_Data extract_:
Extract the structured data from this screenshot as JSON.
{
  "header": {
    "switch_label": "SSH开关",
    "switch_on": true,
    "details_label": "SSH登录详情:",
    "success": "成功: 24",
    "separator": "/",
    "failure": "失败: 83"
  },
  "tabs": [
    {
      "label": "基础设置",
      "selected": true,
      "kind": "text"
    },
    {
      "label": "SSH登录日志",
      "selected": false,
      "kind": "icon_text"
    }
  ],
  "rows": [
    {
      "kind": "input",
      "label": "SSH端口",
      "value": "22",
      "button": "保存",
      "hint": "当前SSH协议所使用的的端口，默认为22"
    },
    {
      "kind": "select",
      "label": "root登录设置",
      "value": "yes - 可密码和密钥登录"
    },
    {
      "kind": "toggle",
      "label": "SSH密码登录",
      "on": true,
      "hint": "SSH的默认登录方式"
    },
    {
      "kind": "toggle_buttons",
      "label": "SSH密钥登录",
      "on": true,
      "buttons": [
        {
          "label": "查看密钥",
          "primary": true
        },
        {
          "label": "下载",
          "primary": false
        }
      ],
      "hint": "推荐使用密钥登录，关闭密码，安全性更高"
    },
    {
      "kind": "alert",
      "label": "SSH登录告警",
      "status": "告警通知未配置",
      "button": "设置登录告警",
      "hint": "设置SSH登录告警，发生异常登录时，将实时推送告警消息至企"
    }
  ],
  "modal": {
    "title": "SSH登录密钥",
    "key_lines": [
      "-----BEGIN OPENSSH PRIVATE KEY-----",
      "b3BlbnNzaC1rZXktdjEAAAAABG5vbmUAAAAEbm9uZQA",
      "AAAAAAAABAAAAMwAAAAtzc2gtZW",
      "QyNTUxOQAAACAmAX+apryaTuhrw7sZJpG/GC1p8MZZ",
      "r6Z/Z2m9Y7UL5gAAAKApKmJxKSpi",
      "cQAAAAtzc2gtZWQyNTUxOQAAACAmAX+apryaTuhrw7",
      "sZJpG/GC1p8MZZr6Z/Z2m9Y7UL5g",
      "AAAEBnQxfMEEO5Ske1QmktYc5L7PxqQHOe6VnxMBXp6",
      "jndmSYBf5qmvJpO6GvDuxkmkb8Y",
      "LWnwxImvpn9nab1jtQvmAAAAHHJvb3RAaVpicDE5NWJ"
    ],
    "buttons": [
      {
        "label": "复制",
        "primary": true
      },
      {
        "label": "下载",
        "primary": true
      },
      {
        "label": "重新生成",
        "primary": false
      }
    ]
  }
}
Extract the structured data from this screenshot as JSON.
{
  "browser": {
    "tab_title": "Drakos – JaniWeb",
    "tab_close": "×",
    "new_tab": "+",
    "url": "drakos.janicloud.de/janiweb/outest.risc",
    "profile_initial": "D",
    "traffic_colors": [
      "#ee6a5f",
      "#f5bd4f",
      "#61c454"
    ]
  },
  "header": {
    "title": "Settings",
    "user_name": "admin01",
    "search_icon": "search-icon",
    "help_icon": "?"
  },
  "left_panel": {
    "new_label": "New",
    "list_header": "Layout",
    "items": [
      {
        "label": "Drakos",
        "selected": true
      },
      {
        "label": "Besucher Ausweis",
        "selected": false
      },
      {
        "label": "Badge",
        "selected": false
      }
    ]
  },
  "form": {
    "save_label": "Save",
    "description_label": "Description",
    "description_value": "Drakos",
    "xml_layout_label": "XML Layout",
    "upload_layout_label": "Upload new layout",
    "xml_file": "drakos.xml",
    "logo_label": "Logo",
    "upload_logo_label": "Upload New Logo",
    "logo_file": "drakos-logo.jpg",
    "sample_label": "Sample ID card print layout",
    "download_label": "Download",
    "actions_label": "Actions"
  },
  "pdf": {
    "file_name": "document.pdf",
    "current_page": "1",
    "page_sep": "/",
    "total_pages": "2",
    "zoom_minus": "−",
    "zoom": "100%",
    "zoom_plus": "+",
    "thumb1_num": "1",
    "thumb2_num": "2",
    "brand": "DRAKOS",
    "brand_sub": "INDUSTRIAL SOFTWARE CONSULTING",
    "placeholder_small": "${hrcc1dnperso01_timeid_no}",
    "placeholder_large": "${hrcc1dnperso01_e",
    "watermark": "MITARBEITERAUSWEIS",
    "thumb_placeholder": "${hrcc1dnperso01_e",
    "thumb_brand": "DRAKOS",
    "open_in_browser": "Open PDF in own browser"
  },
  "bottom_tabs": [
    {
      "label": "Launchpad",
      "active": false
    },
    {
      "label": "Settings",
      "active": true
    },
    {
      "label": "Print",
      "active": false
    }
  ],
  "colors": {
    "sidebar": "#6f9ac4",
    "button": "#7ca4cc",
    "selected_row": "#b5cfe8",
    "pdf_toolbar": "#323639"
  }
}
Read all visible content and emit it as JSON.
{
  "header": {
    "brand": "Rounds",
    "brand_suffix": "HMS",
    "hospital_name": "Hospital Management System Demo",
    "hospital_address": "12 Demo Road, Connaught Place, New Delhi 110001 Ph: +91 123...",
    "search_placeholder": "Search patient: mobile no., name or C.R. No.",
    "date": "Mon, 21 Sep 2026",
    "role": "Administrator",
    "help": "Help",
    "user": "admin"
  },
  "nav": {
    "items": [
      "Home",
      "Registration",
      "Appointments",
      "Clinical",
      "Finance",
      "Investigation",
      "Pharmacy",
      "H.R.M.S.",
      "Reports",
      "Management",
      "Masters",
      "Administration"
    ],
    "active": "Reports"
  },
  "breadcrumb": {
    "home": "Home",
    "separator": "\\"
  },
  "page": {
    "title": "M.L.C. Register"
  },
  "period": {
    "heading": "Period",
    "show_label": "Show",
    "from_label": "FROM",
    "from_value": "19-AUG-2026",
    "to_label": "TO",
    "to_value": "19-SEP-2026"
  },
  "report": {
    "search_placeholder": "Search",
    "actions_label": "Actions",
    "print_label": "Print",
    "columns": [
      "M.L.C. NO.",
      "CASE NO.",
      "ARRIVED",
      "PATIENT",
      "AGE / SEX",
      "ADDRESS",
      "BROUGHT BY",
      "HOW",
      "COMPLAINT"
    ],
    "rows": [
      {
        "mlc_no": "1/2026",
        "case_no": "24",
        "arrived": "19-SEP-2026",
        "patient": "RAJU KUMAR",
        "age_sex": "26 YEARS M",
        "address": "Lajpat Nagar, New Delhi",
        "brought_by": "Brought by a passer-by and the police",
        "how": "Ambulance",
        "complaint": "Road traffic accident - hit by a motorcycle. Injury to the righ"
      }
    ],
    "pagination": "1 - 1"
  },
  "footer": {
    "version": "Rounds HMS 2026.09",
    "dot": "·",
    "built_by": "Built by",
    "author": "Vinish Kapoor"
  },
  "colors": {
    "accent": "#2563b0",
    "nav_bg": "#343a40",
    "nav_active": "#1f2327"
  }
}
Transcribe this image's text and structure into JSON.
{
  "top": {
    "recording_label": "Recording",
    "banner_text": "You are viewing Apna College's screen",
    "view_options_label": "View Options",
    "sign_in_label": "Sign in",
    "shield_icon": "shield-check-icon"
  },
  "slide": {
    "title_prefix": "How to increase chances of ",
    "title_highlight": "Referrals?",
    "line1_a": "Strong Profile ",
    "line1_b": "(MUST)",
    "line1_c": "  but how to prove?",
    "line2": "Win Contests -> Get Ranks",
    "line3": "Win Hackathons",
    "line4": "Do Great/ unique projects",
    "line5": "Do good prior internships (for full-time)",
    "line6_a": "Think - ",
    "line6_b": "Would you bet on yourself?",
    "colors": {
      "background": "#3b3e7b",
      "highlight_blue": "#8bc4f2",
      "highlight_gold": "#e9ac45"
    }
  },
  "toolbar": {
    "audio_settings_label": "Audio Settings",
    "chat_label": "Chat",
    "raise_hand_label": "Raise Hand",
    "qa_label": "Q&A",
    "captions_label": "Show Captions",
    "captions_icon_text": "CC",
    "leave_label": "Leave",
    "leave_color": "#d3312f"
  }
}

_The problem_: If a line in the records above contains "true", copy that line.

_Answer area_:
    "switch_on": true,
      "selected": true,
      "on": true,
      "on": true,
          "primary": true
        "primary": true
        "primary": true
        "selected": true
      "active": true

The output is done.